Bojken Lako – Malaseen
Three men drawn in a row, which is unusual as there are still six ladies to come. Bojken, this time has an unfavourable draw coming later than Valon’s entry which had more life to it. Still this does sound very much like David Bowie in his Boys Keep Swinging era, and would make a good album track.
Arilena Ara – Shaj
Huge cheers before this one even got started. This is a very standard ballad at the start of the song, albeit very well sung. However before long Arilena is belting out the notes and the orchestra gets very involved. The backing singers do very well in the chorus, which definitely brings the song to live. In her black costume Arilena uses every note in the song to show of her voice. An audience favourite for sure.
See alsoVincent Bueno will represent Austria at the Eurovision Song Contest 2020
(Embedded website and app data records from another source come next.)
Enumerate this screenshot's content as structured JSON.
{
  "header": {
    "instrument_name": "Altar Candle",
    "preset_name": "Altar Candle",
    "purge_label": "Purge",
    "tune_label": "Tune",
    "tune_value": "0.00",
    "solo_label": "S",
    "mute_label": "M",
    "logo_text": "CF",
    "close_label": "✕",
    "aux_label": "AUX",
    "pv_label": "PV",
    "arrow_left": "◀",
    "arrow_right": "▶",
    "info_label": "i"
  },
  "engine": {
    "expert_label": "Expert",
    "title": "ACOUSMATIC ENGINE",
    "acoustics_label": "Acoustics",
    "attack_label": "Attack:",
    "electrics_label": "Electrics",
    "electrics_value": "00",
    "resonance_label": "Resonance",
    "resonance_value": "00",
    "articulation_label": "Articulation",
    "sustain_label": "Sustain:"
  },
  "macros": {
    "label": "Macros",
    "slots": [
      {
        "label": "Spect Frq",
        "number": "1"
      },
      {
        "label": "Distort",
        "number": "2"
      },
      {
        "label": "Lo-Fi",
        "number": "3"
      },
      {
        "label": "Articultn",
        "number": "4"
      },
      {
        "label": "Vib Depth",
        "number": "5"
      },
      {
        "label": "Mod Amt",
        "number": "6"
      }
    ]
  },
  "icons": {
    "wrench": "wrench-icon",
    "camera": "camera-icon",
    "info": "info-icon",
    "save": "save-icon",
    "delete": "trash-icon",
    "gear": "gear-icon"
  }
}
Gena – Shqiponja e lirë
Gena once again blatantly ignores the Eurovision rules by filling the stage with as many dancers as possible to get on the stage. This is similar to Valon’s opening number in style and gets the contest back on track as it was starting to get a bit boring. This probably has no chance of winning but it certainly woke everyone up with the drumming and wooaahh’s in the refrain.
Kamela Islamaj – Më ngjyros
A sole piano introduces this performance with Kamela in gold and white wearing a hat to remember. This is a very powerful performance but the tune isn’t that memorable, more vocal acrobats than anything but nothing wrong with that. Albania really does have a lot of great female singers.
Albërie Hadërgjonaj – Ku ta gjej dikë ta dua
This is a nice calm down again following the previous two songs. The violins are put to their full use and once again Albërie has a broadband receiver on her head. Dressed in pink and gold the performance is more than satisfactory but probably won’t be winning tonight.
Elvana Gjata – Me tana
Elvana is the other favourite going into this contest but is the hype overblown – we shall soon see. This is an ethnic dance number, sort of like Qele Qele and features six female dancers all in white like Elvana herself. Much dancing from them, before they are joined by two men and take over the whole stage. This will be a fine entry from Albania and the odds are that after a ballad from The Netherlands won last year, it is time for an uptempo Eurovision winner for 2020.
Olta Boka – Botë për Dy
Olta is another good female Albanian singer and has some power in her voice too. This is a real belter of a ballad cleverly written to show case Olta’s voice. However with Dimitris as one of the judges, he may frown upon the box prop which is very similar to Azerbaijan 2013. Not to worry, at least Olta has had a chance at Eurovision so she may be OK stepping aside this year for someone else.
Era Rusi – Eja Merre
This starts with a similar rhythm to last year’s Albanian entry but soon changes tempo into a rousing folk type song. There doesn’t seem to be as much buzz around this song, but there is no reason why this couldn’t be Albania’s entry this year. Lots of energy and a fine way to end the contest. Now we wait and wonder how long until we get some results.
Jonida Maliqi came on stage also in a shocking pink gown as they called on Christer to come and announce the results. Sara was announced in third place, second went to Elvan Gjata. The winner was Arilena Ara.
Albania In The Eurovision
Since their stunning debut in 2004, Albania has yet to set the Eurovision stage alight. Sure, Anjeza Shahni and Rona Nishliu did quite well coming 7th and 5th respectively in 2004 and 2012 but these two artists were the exception.
Usually Albania struggles to make the left hand side of the board, with six 16th and 17th placings.Worse on seven occasions Albania failed to qualify to the final, with the likes of Eneda Tarifa, Hersi Mutmuja and Aurela Gace all missing out.
The most fancied Albanian entry pre contest was generally accepted to be Elhaida Dani with the song I’m Alive in 2015 but she too was struck with the 17th position curse. Perhaps Albania’s luck will change this year.
Eurovision news worth supporting? Support EuroVisionary on Patreon.com